On August 24, 2022, legal, governance, and water experts from the University of Notre Dame, in partnership with BHP—an Australian-based multinational mining company—presented an actionable framework for the proactive implementation of the right to water during World Water Week.
Presenters included Notre Dame faculty from the Keough School of Global Affairs and its Pulte Institute for Global Development, the Mendoza College of Business, the Law School, and the College of Engineering. Additionally, two representatives from BHP joined to answer questions.
Their presentation “Water and Human Rights, Unlocked: A guide for water-intensive industries” detailed the need for incorporating human rights into water stewardship strategies and introduced the team’s novel approach—a framework to achieve this aim in stakeholders’ projects and policies while engaging community voices and adapting to distinct contexts.
To begin, Elizabeth Dolan, Innovation and Practice Research Associate at the Pulte Institute, introduced the presentation and provided context.
“Environmental and social responses to today's biggest water challenges are incomplete, are insufficient, without consideration for the multidimensional human needs of water,” said Dolan. “Such needs do not end with water access or even water quality but include cultural and social uses of water and the sustainability of use so that future generations can enjoy the same activities. This consideration is not just a complement to environmental activism or water stewardship strategies, it is an integral part of them.”
Next, Ray Offenheiser, William J. Pulte Director (on leave) of the Pulte Institute, introduced the team’s partnership with BHP and framed the context for the crisis of water management in industry. He emphasized the importance and innovation of the team’s framework and explained why the presenters feel it is the best strategy to meet water management challenges in a human-centered manner. Following these remarks, he directed a Q&A with Jed Youngs and Anne Dekker of BHP—a company that supported the development of the framework in question.
Mark Muller, Assistant Professor in the Civil and Environmental Engineering and Earth Sciences Department, and Ellis Adams, Assistant Professor of Geography and Environmental Policy, then went more in-depth about the framework; detailing the structure, importance, novelty, and applicability of the approach.
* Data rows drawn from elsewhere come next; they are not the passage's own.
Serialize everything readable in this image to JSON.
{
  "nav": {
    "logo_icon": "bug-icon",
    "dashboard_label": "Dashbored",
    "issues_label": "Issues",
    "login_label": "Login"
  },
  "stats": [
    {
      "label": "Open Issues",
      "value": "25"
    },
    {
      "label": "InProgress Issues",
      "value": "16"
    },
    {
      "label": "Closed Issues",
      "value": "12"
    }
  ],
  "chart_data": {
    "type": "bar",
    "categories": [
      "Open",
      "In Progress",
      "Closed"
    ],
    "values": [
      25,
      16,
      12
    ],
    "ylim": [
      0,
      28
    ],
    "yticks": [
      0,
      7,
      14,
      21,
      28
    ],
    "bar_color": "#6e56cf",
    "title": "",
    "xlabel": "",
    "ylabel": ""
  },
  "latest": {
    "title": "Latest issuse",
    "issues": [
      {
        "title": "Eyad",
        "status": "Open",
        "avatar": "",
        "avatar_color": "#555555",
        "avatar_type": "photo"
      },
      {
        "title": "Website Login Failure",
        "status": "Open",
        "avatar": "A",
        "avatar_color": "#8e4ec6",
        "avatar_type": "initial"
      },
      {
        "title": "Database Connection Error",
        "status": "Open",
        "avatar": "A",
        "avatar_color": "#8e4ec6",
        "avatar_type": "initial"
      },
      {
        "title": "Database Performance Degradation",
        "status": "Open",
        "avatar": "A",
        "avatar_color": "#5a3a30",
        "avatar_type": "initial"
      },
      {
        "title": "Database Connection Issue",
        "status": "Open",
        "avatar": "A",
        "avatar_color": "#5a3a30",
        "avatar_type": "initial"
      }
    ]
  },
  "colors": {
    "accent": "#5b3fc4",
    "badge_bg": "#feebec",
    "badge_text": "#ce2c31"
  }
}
Diane Desierto, Professor of Law and Global Affairs, and Georges Enderle, Professor Emeritus of International Business Ethics in the Mendoza College of Business, explained the legality and ethics of the framework. They highlighted the importance of this implementation strategy, the need for a human rights approach, and how the framework encourages ethical behavior in companies beyond existing implementation strategies.
Lastly, Tom Purekal, Innovation and Practice Program Director at the Pulte Institute, gave closing remarks involving a call to action for businesses to explore a human rights component of their work.
The presentation is based on work that the Pulte Institute, in partnership with faculty from Notre’s Dame’s Environmental Change Initiative and Keough School, is conducting to produce a groundbreaking right-based approach to water stewardship for state and non-state actors engaged in water management. The framework uniquely combines hydrological, political, and legal considerations into a series of questions that capture the right to water's multi-dimensionality and intersectionality with other critical social, cultural, and political rights. The goal of the final product is to equip enterprises and state actors with the appropriate strategy to make a preliminary assessment of the implementation of the right to water in any given industry operation and context in order to mitigate risk and prevent abuse.
Originally published by pulte.nd.edu on September 26, 2022.at